Evaluate your own involuntary foot muscles
- Stand facing a wall with fingers lightly touching the wall for balance and stability
- Notice how stable you feel on your feet, the height of your arch etc
- Lift one foot off the floor and hold for 30 seconds
- Observe any small wobbles or corrections that occur in the muscles of your feet. Notice how the height of your arch changes
If this exercise is difficult for you, or if you notice a lot of movement in your foot then you could do with some work on your intrinsic foot muscles. Start with the toe lifts above.
Important function #5- Circulation
There is one last thing you need to understand about your feet. They are very far away from you heart. You didn’t know that did you? This means that they are more prone to having circulation problems due to the sheer effort of getting de-oxygenated blood and waste products (via the lymphatic system) back up the leg. Luckily the body doesn’t only rely on the heart to pump blood up and down the limbs. The process of venous return is largely aided by the movement of muscles of the feet and legs acting as a pump, sending deoxygenated blood back up to the heart to be re-loaded with oxygen and nutrients. However, the trick about venous return is that you need to move your muscles for it to work efficiently. Movement is medicine! Research has shown that walking and other exercise that contract the plantar muscles (even just the weight of your body) help pump blood back up the foot and leg. Good circulation leads to good waste removal by the lymphatic system, healthy nerve fibers and healthy muscles. So you need to move the muscles of your feet in order to stay healthy. For me, that’s enough in itself to suggest that the muscles of the foot are fairly important.

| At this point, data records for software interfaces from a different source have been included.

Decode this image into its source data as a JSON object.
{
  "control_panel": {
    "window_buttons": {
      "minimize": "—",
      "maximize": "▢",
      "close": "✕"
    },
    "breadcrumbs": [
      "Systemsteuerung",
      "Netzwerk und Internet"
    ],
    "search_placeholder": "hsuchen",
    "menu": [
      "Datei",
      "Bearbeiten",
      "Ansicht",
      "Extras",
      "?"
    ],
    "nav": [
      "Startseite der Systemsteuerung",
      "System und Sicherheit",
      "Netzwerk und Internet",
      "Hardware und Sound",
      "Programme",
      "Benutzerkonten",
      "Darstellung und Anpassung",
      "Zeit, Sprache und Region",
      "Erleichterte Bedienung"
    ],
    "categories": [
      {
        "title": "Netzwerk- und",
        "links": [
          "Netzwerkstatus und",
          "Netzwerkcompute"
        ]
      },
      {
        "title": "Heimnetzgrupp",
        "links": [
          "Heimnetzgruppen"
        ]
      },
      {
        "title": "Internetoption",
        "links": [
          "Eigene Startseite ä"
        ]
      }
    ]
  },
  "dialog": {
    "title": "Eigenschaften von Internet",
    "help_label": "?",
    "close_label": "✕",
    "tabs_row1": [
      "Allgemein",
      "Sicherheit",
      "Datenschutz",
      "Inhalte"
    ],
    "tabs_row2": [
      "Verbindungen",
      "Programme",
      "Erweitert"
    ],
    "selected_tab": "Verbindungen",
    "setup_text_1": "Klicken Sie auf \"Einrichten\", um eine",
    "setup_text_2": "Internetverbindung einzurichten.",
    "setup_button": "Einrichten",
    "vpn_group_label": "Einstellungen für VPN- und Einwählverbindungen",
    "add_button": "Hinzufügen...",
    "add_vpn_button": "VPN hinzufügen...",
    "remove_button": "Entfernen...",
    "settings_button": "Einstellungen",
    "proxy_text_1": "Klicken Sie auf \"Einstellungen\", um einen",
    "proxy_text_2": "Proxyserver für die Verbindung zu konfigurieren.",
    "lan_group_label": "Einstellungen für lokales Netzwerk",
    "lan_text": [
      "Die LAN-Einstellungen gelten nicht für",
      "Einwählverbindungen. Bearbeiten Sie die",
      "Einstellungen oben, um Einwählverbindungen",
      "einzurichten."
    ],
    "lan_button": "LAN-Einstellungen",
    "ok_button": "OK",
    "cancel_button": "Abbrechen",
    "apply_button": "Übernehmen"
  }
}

How important are your feet?
If you’re still reading, well done! I’m assuming I’ve convinced you that there’s a lot of really important stuff going on in your feet. Otherwise you wouldn’t have made it this far. Want to take it a step further? The Healthy Feet Class is a great place to start. You’ll learn lots more information like this and a full set of exercises that will really turn the corner on any foot, ankle or gait problems you might be experiencing. Find an upcoming class date here or get in touch to arrange a private one-to-one session. Contact details above and to the right.